(Beginning of Data section)

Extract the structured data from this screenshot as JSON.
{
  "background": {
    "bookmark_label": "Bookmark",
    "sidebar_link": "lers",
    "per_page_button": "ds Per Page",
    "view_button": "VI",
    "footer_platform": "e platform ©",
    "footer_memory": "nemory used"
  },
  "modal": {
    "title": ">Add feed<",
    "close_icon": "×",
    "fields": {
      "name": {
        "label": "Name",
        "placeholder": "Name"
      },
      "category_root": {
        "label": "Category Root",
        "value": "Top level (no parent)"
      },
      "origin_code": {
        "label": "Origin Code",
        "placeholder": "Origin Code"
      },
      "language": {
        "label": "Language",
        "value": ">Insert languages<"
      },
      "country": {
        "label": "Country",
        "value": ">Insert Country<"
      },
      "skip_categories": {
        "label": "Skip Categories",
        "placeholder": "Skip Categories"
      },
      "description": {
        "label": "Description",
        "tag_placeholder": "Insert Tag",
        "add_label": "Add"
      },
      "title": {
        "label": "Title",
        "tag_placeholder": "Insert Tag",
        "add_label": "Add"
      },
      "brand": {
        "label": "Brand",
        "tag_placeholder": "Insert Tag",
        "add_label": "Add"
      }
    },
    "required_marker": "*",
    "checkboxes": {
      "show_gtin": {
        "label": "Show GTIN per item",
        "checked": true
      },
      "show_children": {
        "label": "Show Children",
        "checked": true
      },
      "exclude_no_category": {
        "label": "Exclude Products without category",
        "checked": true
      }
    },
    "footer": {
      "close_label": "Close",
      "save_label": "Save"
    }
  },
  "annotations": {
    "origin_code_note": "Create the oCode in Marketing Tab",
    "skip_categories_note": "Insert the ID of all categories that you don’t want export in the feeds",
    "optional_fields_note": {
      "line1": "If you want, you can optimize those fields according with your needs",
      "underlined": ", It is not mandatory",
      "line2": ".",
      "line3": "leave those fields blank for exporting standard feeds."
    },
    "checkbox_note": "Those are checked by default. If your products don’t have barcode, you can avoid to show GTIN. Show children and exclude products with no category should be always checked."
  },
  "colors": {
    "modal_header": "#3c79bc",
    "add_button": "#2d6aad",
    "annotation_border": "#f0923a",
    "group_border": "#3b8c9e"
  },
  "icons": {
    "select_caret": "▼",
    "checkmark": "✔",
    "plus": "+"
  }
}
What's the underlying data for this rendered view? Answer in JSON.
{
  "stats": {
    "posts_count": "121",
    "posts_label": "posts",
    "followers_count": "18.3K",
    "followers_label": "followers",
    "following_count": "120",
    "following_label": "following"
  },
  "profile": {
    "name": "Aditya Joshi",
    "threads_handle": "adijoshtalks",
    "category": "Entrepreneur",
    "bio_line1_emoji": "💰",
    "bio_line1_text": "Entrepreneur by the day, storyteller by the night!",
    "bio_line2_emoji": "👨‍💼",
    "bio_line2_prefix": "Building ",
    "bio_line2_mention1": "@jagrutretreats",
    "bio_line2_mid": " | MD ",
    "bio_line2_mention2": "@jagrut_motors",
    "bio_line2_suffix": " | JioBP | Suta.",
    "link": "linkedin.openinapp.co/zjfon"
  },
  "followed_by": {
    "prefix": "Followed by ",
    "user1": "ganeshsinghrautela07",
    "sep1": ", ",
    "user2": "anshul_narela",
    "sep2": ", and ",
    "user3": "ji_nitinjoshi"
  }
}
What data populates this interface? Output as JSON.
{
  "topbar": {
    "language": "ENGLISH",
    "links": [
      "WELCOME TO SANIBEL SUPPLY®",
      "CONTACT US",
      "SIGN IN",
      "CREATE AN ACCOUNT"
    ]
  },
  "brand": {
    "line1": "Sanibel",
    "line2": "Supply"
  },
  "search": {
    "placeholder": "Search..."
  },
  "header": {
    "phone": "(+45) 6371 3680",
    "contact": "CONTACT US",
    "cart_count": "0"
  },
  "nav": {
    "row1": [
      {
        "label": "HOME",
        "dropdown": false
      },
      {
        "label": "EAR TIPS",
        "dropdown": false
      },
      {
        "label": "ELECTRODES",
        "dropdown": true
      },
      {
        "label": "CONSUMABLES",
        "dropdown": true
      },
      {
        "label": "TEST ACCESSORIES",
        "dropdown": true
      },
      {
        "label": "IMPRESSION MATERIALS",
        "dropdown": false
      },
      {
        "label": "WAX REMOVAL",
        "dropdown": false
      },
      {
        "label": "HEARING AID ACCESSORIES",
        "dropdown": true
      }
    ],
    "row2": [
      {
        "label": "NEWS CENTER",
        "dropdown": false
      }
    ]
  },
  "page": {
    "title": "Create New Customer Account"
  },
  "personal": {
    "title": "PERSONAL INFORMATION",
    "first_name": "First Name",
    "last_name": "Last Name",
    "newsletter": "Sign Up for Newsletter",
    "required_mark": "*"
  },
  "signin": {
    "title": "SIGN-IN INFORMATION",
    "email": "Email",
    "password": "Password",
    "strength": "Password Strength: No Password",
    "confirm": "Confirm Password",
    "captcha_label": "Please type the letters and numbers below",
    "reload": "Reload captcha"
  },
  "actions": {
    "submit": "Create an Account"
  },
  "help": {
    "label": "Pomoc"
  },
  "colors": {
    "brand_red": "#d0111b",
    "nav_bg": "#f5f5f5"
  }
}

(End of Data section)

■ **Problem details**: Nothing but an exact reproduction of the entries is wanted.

■ **Exercise result**:
Extract the structured data from this screenshot as JSON.
{
  "background": {
    "bookmark_label": "Bookmark",
    "sidebar_link": "lers",
    "per_page_button": "ds Per Page",
    "view_button": "VI",
    "footer_platform": "e platform ©",
    "footer_memory": "nemory used"
  },
  "modal": {
    "title": ">Add feed<",
    "close_icon": "×",
    "fields": {
      "name": {
        "label": "Name",
        "placeholder": "Name"
      },
      "category_root": {
        "label": "Category Root",
        "value": "Top level (no parent)"
      },
      "origin_code": {
        "label": "Origin Code",
        "placeholder": "Origin Code"
      },
      "language": {
        "label": "Language",
        "value": ">Insert languages<"
      },
      "country": {
        "label": "Country",
        "value": ">Insert Country<"
      },
      "skip_categories": {
        "label": "Skip Categories",
        "placeholder": "Skip Categories"
      },
      "description": {
        "label": "Description",
        "tag_placeholder": "Insert Tag",
        "add_label": "Add"
      },
      "title": {
        "label": "Title",
        "tag_placeholder": "Insert Tag",
        "add_label": "Add"
      },
      "brand": {
        "label": "Brand",
        "tag_placeholder": "Insert Tag",
        "add_label": "Add"
      }
    },
    "required_marker": "*",
    "checkboxes": {
      "show_gtin": {
        "label": "Show GTIN per item",
        "checked": true
      },
      "show_children": {
        "label": "Show Children",
        "checked": true
      },
      "exclude_no_category": {
        "label": "Exclude Products without category",
        "checked": true
      }
    },
    "footer": {
      "close_label": "Close",
      "save_label": "Save"
    }
  },
  "annotations": {
    "origin_code_note": "Create the oCode in Marketing Tab",
    "skip_categories_note": "Insert the ID of all categories that you don’t want export in the feeds",
    "optional_fields_note": {
      "line1": "If you want, you can optimize those fields according with your needs",
      "underlined": ", It is not mandatory",
      "line2": ".",
      "line3": "leave those fields blank for exporting standard feeds."
    },
    "checkbox_note": "Those are checked by default. If your products don’t have barcode, you can avoid to show GTIN. Show children and exclude products with no category should be always checked."
  },
  "colors": {
    "modal_header": "#3c79bc",
    "add_button": "#2d6aad",
    "annotation_border": "#f0923a",
    "group_border": "#3b8c9e"
  },
  "icons": {
    "select_caret": "▼",
    "checkmark": "✔",
    "plus": "+"
  }
}
What's the underlying data for this rendered view? Answer in JSON.
{
  "stats": {
    "posts_count": "121",
    "posts_label": "posts",
    "followers_count": "18.3K",
    "followers_label": "followers",
    "following_count": "120",
    "following_label": "following"
  },
  "profile": {
    "name": "Aditya Joshi",
    "threads_handle": "adijoshtalks",
    "category": "Entrepreneur",
    "bio_line1_emoji": "💰",
    "bio_line1_text": "Entrepreneur by the day, storyteller by the night!",
    "bio_line2_emoji": "👨‍💼",
    "bio_line2_prefix": "Building ",
    "bio_line2_mention1": "@jagrutretreats",
    "bio_line2_mid": " | MD ",
    "bio_line2_mention2": "@jagrut_motors",
    "bio_line2_suffix": " | JioBP | Suta.",
    "link": "linkedin.openinapp.co/zjfon"
  },
  "followed_by": {
    "prefix": "Followed by ",
    "user1": "ganeshsinghrautela07",
    "sep1": ", ",
    "user2": "anshul_narela",
    "sep2": ", and ",
    "user3": "ji_nitinjoshi"
  }
}
What data populates this interface? Output as JSON.
{
  "topbar": {
    "language": "ENGLISH",
    "links": [
      "WELCOME TO SANIBEL SUPPLY®",
      "CONTACT US",
      "SIGN IN",
      "CREATE AN ACCOUNT"
    ]
  },
  "brand": {
    "line1": "Sanibel",
    "line2": "Supply"
  },
  "search": {
    "placeholder": "Search..."
  },
  "header": {
    "phone": "(+45) 6371 3680",
    "contact": "CONTACT US",
    "cart_count": "0"
  },
  "nav": {
    "row1": [
      {
        "label": "HOME",
        "dropdown": false
      },
      {
        "label": "EAR TIPS",
        "dropdown": false
      },
      {
        "label": "ELECTRODES",
        "dropdown": true
      },
      {
        "label": "CONSUMABLES",
        "dropdown": true
      },
      {
        "label": "TEST ACCESSORIES",
        "dropdown": true
      },
      {
        "label": "IMPRESSION MATERIALS",
        "dropdown": false
      },
      {
        "label": "WAX REMOVAL",
        "dropdown": false
      },
      {
        "label": "HEARING AID ACCESSORIES",
        "dropdown": true
      }
    ],
    "row2": [
      {
        "label": "NEWS CENTER",
        "dropdown": false
      }
    ]
  },
  "page": {
    "title": "Create New Customer Account"
  },
  "personal": {
    "title": "PERSONAL INFORMATION",
    "first_name": "First Name",
    "last_name": "Last Name",
    "newsletter": "Sign Up for Newsletter",
    "required_mark": "*"
  },
  "signin": {
    "title": "SIGN-IN INFORMATION",
    "email": "Email",
    "password": "Password",
    "strength": "Password Strength: No Password",
    "confirm": "Confirm Password",
    "captcha_label": "Please type the letters and numbers below",
    "reload": "Reload captcha"
  },
  "actions": {
    "submit": "Create an Account"
  },
  "help": {
    "label": "Pomoc"
  },
  "colors": {
    "brand_red": "#d0111b",
    "nav_bg": "#f5f5f5"
  }
}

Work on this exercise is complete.